Samizdata data point of the day

I am not sure this works as a quote of the day, but it certainly does count as a data point so eye-popping that I wanted to share it:

Forty-three hundred people, including two dozen children under the age of 12, were shot in Chicago last year.

That’s right: 4,300 people shot in a major US city during a period of 12 months.

Reasons for leaving the EU and some random thoughts on Theresa May’s brand of conservatism

A report presented to the European Parliament’s Committee on Budgets gave an inclination of how the EU intends to spend European taxpayers’ money in 2018 and 2019. Among the planned expenditures is a stunning €6.18 million (£5.3 million) for furniture. One can only speculate as to what sort of furniture would cost the EU so much over the course of a single year. Even this sum, however, is dwarfed by the amount the EU intends to spend on a communications campaign which they claim will “explain the purpose of the [European] Union and the [European] Parliament to the citizens’ ahead of European Parliament elections in 2019”. So that’s €33.3 million (£28.6 million) on an EU PR campaign. In total, it will be €25 million (£21.5 million) next year, and another €8.33 million (£7.1 million) in May 2019, all aimed at boosting the European project through these elections.

CapX.

Of course, countries that aren’t members of transnational (“tranzi”) organisations are just as capable of blowing millions or more of their citizens’ wealth on such foolishness, but it does seem that with tranzi organisations, there is a greater momentum for this nonsense, because the chains of accountability involved tend to be weaker. And never forget good old-fashioned empire building: the EU, as I like to remind my Remainer friends, is at root a political project and that those who consider it to be a Good Things don’t scruple that hard about what is needed to spread The Word. I have, in my capacity as a journalist down the years, been to my fair share of EU gabfests, and I have always been struck by just how many media “aides” and so on there are in attendance. I recently went to Malta for such an event, and there were enough EU officials running the thing to make up three football teams. This is where the money goes. Just because someone as florid as Nigel Farage denounces EU waste and spending doesn’t make his comments any less true. And getting away from this circus, it seems to me, is a prize worth taking.

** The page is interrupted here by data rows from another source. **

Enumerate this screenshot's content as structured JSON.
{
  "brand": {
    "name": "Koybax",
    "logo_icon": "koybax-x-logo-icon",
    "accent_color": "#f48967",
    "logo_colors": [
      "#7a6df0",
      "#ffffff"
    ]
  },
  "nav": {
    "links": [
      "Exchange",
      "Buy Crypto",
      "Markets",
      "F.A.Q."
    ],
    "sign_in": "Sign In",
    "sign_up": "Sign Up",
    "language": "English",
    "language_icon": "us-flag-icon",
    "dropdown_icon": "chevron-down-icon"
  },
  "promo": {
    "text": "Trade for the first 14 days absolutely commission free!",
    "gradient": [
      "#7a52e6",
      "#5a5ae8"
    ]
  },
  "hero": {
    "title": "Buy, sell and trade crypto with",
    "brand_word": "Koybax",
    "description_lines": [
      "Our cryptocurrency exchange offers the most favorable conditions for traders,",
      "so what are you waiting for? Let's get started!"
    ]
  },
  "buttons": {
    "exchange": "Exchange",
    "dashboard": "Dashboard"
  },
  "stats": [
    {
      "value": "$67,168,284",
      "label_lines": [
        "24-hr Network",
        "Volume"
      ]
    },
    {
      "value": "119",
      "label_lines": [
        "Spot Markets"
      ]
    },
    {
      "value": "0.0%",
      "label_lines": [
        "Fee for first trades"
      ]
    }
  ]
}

Right now people are debating the pros and cons of what Britain is doing. Britain does, I hope, have a chance to use its departure from the EU as an opportunity not just to break free from EU cost and regulatory nonsense, but to consign plenty of homegrown foolishness to the garbage can. And it is therefore all the more depressing that an authortarian centrist such as UK Prime Minister Theresa May seems determined to march the country down into a dirigiste dead end, if only for reasons of narrow party advantage, although there is a chilling thought that this fan of Joe Chamberlain, god help us, actually means it.